Exercise details
From the data that follows, copy every line with the string "offerte".

Component data from apps and pages:
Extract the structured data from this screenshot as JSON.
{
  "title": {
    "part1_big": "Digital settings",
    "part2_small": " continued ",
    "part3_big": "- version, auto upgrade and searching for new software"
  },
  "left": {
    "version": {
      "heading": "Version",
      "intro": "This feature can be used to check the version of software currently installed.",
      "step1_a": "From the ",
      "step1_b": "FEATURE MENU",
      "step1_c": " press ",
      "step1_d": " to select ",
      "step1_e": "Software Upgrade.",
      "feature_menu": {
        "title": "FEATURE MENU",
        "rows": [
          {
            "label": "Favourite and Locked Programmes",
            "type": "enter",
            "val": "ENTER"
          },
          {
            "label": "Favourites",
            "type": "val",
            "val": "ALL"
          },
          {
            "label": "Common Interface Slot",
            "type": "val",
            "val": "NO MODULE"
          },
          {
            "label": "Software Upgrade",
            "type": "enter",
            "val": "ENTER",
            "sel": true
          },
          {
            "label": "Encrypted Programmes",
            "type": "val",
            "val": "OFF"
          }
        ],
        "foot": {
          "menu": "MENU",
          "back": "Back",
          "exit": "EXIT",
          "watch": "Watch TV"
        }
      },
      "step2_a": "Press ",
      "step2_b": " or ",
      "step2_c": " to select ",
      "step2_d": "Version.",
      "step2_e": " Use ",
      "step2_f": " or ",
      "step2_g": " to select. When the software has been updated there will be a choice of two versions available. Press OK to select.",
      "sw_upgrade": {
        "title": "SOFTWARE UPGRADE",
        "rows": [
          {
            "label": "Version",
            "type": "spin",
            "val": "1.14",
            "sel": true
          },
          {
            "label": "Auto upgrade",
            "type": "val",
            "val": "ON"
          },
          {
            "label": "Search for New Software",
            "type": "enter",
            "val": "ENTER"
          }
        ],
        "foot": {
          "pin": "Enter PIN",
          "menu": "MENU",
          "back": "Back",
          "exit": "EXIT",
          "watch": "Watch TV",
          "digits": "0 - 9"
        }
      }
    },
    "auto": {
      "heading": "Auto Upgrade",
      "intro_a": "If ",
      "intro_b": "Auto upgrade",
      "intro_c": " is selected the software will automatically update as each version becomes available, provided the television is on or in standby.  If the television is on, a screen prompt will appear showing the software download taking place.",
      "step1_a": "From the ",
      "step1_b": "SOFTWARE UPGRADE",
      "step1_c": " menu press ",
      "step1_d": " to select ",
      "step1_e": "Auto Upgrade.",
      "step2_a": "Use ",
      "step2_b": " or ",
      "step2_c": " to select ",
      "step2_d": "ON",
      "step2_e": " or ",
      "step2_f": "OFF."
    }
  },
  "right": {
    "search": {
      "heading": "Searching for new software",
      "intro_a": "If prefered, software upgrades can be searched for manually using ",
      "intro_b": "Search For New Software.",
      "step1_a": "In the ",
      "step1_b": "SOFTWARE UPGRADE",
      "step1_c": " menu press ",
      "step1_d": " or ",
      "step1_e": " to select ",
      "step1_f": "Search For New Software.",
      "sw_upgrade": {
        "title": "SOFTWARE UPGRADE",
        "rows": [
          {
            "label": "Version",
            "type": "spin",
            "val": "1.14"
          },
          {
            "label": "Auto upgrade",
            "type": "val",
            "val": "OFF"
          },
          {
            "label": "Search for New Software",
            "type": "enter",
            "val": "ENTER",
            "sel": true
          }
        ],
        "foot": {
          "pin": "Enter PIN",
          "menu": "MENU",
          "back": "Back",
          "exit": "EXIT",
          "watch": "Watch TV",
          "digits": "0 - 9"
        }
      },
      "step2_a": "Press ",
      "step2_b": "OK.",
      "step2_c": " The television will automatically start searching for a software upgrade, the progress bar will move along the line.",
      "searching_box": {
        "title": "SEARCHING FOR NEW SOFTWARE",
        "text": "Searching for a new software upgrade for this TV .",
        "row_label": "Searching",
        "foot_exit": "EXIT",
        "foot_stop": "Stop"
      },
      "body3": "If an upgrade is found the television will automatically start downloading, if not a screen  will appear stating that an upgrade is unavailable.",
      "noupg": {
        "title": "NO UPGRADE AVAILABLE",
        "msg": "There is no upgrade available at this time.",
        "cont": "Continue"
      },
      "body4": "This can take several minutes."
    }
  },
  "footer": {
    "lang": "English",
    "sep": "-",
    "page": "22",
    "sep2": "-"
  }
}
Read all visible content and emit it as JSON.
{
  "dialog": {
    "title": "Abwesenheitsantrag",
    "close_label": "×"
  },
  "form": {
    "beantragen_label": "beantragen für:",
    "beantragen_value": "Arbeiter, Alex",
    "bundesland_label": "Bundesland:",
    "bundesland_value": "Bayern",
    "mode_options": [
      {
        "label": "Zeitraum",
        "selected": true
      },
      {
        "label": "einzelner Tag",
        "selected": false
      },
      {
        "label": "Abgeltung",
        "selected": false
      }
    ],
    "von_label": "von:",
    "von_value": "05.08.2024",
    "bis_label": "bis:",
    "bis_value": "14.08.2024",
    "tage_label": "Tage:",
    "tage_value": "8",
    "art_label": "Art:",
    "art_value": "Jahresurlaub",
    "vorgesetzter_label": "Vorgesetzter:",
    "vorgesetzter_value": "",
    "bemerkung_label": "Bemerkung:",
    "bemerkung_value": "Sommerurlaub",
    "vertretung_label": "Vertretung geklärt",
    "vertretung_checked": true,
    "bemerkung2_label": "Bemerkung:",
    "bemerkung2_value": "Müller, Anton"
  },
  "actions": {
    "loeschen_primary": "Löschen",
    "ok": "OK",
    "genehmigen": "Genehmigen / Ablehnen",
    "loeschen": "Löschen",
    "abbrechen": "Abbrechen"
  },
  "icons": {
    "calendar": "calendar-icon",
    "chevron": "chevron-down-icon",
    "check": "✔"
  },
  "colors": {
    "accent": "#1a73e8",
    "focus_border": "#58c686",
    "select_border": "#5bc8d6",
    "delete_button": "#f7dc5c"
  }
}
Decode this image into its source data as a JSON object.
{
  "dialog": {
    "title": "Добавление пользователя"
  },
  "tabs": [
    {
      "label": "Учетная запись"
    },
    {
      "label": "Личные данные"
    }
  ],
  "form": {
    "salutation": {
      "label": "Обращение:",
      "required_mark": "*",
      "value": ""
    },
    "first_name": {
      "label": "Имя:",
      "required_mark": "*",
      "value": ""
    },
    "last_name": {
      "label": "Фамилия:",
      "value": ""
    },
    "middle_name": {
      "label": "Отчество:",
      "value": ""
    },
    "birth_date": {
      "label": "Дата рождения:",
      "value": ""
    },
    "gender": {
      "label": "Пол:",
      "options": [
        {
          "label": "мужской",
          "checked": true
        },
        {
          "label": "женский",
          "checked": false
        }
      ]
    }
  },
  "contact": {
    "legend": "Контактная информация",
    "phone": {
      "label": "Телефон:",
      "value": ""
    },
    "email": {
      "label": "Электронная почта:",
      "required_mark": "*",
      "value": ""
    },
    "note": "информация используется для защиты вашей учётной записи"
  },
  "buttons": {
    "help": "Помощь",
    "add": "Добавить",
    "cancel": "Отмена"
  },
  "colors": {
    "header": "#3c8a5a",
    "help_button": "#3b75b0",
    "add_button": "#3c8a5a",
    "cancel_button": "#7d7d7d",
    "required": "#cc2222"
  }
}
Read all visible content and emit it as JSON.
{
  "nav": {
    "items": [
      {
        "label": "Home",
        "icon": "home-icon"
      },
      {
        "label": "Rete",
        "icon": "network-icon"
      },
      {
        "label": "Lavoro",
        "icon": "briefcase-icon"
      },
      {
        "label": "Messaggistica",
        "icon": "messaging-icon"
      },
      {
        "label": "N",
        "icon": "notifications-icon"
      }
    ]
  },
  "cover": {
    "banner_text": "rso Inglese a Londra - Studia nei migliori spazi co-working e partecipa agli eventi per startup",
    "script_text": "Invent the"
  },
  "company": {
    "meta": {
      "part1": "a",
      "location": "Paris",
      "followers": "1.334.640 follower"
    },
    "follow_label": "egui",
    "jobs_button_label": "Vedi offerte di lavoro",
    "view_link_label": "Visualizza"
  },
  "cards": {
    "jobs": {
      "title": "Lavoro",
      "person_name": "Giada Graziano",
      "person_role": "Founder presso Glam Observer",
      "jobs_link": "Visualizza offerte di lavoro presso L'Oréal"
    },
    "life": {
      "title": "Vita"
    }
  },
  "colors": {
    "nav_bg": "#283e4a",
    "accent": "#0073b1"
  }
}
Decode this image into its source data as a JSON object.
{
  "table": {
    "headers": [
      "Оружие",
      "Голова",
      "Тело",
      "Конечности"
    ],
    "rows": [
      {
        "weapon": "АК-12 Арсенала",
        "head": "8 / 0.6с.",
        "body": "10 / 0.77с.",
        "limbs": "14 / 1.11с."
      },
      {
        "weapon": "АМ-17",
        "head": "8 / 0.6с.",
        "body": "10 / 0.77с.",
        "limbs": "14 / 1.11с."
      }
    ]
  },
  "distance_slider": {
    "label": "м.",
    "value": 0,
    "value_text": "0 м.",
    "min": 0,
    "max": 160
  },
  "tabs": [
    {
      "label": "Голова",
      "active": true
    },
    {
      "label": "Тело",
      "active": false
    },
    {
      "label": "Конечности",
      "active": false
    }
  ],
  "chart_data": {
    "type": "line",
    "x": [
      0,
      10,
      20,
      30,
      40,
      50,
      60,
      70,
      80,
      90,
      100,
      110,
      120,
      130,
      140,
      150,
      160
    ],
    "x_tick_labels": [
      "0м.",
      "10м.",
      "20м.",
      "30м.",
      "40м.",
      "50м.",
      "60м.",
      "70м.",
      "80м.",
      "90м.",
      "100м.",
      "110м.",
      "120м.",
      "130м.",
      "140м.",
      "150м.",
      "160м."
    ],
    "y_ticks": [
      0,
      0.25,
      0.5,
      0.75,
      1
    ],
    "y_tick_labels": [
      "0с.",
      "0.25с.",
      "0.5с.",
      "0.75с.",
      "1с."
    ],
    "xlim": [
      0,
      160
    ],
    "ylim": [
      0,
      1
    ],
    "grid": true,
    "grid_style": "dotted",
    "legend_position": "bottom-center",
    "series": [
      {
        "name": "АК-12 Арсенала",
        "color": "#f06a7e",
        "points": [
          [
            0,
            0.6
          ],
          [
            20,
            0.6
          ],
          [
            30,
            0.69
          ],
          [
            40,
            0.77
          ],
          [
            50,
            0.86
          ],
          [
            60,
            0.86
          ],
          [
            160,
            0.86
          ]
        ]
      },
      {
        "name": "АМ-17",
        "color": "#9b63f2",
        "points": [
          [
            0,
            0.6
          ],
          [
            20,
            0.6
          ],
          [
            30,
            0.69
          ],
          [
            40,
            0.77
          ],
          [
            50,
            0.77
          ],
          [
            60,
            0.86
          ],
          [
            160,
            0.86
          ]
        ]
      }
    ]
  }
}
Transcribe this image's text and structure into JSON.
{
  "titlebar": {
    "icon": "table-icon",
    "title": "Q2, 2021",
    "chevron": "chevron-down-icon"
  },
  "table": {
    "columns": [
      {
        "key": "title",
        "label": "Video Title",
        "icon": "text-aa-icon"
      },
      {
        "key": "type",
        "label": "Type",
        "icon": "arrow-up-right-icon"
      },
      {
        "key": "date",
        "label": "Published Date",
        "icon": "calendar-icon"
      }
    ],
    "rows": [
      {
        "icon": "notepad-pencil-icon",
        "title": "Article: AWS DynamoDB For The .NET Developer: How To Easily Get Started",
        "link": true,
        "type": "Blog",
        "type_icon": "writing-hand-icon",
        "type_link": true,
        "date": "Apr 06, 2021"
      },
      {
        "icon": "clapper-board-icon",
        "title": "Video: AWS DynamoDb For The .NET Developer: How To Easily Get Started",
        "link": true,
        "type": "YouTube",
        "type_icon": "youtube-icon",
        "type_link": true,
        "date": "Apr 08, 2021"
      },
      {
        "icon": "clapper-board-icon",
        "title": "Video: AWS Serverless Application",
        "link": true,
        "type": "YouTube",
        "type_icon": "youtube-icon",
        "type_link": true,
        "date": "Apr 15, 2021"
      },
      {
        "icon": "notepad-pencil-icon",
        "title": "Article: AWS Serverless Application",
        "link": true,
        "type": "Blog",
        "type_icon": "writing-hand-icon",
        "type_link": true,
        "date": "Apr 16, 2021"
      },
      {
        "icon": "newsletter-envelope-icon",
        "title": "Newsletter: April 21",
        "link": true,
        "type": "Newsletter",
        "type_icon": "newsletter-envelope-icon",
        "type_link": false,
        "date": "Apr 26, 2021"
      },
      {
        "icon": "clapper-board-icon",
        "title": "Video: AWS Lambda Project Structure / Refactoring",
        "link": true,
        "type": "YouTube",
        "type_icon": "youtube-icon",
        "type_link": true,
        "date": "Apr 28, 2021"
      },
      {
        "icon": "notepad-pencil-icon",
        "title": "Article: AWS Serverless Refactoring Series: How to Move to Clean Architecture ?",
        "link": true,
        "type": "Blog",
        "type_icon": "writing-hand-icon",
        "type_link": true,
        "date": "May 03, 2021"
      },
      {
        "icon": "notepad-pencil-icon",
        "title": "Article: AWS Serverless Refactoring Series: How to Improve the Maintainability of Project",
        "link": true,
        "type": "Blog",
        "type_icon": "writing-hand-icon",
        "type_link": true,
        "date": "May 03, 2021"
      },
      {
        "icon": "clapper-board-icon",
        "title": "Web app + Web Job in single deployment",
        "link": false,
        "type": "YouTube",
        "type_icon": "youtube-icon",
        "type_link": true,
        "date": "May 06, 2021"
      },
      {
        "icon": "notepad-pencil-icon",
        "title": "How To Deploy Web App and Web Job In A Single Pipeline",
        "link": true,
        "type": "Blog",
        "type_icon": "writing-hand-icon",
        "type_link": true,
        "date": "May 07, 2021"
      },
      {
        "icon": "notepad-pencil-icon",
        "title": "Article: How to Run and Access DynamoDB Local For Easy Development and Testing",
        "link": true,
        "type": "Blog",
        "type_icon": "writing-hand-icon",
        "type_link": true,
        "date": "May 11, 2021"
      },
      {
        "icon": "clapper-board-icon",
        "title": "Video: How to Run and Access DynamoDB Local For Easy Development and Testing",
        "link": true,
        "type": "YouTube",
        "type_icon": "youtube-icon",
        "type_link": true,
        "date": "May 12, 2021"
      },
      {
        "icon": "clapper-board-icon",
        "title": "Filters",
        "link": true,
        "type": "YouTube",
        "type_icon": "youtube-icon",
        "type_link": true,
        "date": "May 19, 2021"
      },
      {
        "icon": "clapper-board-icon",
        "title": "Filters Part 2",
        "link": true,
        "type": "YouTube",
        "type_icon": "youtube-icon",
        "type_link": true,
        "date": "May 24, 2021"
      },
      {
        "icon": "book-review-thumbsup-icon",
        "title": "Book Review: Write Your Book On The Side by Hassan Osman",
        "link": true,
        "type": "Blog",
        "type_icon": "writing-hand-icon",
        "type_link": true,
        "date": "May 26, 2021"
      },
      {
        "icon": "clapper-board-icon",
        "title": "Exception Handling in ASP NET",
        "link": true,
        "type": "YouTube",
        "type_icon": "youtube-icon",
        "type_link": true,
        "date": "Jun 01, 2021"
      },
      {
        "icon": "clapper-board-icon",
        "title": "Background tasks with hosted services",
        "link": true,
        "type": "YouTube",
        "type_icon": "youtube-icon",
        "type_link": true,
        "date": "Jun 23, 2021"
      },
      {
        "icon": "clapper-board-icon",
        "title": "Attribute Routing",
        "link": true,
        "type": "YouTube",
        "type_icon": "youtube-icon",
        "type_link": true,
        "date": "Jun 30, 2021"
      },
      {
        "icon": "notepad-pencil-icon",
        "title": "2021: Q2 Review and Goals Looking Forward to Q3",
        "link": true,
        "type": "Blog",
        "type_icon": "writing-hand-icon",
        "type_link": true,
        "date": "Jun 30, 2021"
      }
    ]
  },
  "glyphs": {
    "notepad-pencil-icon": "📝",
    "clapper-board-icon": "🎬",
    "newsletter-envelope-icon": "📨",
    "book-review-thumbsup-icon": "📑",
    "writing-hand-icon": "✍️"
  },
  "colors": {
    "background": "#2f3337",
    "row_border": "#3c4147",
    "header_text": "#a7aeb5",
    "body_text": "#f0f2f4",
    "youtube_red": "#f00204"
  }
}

Exercise result
    "jobs_button_label": "Vedi offerte di lavoro",
      "jobs_link": "Visualizza offerte di lavoro presso L'Oréal"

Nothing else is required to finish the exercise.